• _YOUR INSTRUCTIONS_:
Could each entry be returned exactly as it appears?

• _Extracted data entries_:
══════

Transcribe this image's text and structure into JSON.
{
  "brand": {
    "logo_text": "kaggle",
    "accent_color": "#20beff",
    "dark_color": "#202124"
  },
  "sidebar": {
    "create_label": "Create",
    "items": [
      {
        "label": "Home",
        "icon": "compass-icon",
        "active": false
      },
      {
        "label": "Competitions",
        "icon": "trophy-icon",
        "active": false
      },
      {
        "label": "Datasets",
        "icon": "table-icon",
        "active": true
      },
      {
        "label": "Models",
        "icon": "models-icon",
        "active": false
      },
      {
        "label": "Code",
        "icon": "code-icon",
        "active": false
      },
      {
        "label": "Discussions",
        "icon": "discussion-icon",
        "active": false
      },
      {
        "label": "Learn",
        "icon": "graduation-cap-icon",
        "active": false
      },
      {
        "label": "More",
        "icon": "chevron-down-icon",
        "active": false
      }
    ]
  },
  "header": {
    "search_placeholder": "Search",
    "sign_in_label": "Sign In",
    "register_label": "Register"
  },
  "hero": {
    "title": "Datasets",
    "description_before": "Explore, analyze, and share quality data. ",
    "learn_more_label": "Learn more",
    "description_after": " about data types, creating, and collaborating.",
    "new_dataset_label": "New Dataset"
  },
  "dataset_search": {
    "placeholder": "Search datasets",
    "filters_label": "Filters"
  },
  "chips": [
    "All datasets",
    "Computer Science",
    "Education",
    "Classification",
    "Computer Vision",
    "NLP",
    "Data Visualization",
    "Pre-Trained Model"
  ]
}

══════

• _YOUR RESPONSE_:
Transcribe this image's text and structure into JSON.
{
  "brand": {
    "logo_text": "kaggle",
    "accent_color": "#20beff",
    "dark_color": "#202124"
  },
  "sidebar": {
    "create_label": "Create",
    "items": [
      {
        "label": "Home",
        "icon": "compass-icon",
        "active": false
      },
      {
        "label": "Competitions",
        "icon": "trophy-icon",
        "active": false
      },
      {
        "label": "Datasets",
        "icon": "table-icon",
        "active": true
      },
      {
        "label": "Models",
        "icon": "models-icon",
        "active": false
      },
      {
        "label": "Code",
        "icon": "code-icon",
        "active": false
      },
      {
        "label": "Discussions",
        "icon": "discussion-icon",
        "active": false
      },
      {
        "label": "Learn",
        "icon": "graduation-cap-icon",
        "active": false
      },
      {
        "label": "More",
        "icon": "chevron-down-icon",
        "active": false
      }
    ]
  },
  "header": {
    "search_placeholder": "Search",
    "sign_in_label": "Sign In",
    "register_label": "Register"
  },
  "hero": {
    "title": "Datasets",
    "description_before": "Explore, analyze, and share quality data. ",
    "learn_more_label": "Learn more",
    "description_after": " about data types, creating, and collaborating.",
    "new_dataset_label": "New Dataset"
  },
  "dataset_search": {
    "placeholder": "Search datasets",
    "filters_label": "Filters"
  },
  "chips": [
    "All datasets",
    "Computer Science",
    "Education",
    "Classification",
    "Computer Vision",
    "NLP",
    "Data Visualization",
    "Pre-Trained Model"
  ]
}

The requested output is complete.